Examining Figurative Language EQ:How does the author's use of figurative language affect the meaning of the text? Standard:ELACC6L5: Demonstrate the understanding of figurative language.
Types of figurative language: - metaphor - idioms - simile - alliteration - personification -assonance - hyperbole - consonance
Metaphor: comparing two things without using like or as. Ex:Jake's mind is a computer. Bob is a snake in the grass. That baby is an angel.
Simile: Comparing two things using like or as. Ex: Marty's feet smell like rotten fish. She is moving as slowly as Christmas!
Personification: giving an object human characteristics. Ex:The sun smiled down on us. She did not realize that opportunity was knocking at her door. The stars danced playfully in the moonlit sky. The flowers danced in the wind.
Hyperbole: using great exaggeration. Ex: I have a million things to do. I have a ton of homework. I am so hungry; I could eat a horse.
Idioms: words, phrases, or expressions that are not interpreted logically or literally. In other words, they don't make logical sense. Ex: It's raining cats and dogs outside! Shake a leg! We have to get going. Hold your horses; I'm coming. Man, Tom sure has a chip on his shoulder.
Onomatopoeia: words that are spelled the way they sound. Ex: tick tock Ring! Boom!
Alliteration: the repetition of initial consonant sound in two or more neighboring words or syllables. Ex: the wild winds of winter Peter Piper picked a peck of pickled peppers.
Alliteration Poem Example: WEATHER Whether the weather be fine Or whether the weather be not, Whether the weather be cold Or whether the weather be hot, We'll weather the weather Whatever the weather, Whether we like it or not. -- Anonymous
Alliteration is NOT just repeating consonant sounds at the beginning of words, it could be in the middle of a word. This is also known as “consonance.” Consonance is a lot like alliteration, except the letters being repeated can appear at the beginning or at the end of the word. Examples of Consonance: 1. More men came home that day than we ever expected. 2. She gave the big dog a hug.
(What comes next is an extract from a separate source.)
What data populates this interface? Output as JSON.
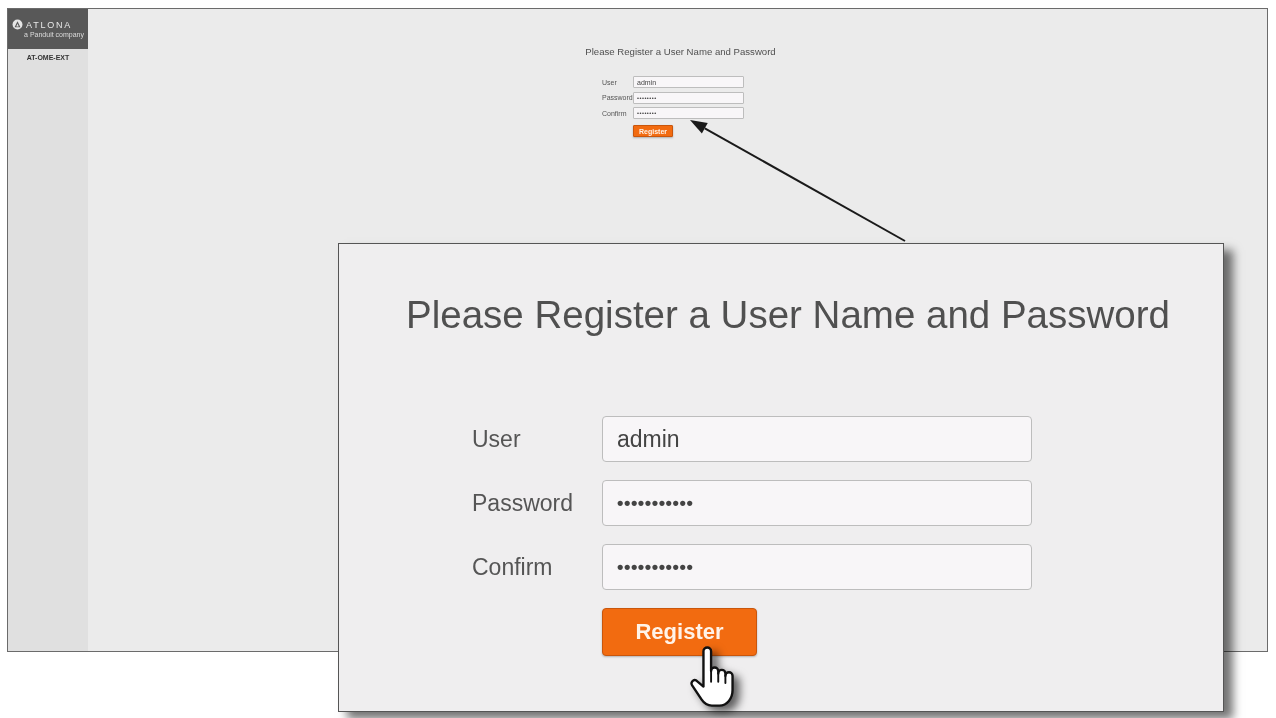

When vowels alliterate with other vowels it is called “assonance.” Example: fleet feet sweep by sleeping geeks.